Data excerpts
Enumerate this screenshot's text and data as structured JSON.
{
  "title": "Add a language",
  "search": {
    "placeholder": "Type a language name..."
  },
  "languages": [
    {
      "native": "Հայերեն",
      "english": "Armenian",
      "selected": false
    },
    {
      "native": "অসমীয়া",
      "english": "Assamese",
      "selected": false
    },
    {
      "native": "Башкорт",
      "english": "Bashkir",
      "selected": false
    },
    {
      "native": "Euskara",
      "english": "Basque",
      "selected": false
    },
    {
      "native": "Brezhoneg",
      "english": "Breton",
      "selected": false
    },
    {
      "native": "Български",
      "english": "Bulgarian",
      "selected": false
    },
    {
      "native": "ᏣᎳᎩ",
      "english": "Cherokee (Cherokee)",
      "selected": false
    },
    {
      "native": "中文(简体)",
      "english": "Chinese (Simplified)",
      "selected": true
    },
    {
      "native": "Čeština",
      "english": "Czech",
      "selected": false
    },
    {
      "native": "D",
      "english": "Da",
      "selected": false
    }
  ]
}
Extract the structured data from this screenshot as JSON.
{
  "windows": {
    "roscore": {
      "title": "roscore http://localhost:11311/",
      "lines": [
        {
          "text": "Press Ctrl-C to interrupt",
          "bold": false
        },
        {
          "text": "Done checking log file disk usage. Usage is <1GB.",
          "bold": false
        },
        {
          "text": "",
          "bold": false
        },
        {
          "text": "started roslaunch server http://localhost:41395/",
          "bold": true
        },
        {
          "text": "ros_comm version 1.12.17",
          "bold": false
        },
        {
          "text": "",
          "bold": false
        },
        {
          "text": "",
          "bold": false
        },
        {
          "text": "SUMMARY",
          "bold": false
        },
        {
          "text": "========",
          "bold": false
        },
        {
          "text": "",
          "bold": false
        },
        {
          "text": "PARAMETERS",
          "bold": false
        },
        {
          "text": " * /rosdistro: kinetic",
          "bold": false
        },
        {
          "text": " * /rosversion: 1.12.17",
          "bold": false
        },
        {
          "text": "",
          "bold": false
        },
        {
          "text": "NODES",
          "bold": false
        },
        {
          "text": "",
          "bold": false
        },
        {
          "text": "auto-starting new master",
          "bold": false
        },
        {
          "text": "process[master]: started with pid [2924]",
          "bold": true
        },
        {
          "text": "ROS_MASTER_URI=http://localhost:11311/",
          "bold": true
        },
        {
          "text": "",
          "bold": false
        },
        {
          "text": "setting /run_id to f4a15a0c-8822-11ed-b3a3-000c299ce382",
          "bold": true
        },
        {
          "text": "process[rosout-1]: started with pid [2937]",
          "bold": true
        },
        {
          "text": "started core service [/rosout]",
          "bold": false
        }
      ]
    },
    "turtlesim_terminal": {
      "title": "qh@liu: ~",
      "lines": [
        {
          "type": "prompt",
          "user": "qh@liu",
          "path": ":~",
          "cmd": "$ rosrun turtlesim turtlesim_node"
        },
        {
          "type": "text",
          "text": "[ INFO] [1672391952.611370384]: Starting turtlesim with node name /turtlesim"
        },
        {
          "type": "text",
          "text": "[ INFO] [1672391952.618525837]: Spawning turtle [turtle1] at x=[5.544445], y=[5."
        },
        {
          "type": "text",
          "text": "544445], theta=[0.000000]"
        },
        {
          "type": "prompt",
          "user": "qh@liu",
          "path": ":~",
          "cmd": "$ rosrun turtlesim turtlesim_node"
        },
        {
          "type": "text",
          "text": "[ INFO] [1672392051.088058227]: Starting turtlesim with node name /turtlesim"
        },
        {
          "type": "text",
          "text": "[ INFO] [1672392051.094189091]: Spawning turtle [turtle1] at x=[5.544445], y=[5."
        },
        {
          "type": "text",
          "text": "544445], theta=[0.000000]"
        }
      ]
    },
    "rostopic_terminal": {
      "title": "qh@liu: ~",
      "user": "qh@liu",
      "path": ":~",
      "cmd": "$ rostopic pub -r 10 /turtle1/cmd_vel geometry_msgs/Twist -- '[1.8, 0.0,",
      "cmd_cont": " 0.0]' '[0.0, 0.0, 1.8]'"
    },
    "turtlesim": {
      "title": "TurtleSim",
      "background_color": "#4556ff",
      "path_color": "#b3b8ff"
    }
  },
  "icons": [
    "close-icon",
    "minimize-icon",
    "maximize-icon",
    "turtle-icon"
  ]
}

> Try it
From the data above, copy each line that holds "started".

> Response
          "text": "started roslaunch server http://localhost:41395/",
          "text": "process[master]: started with pid [2924]",
          "text": "process[rosout-1]: started with pid [2937]",
          "text": "started core service [/rosout]",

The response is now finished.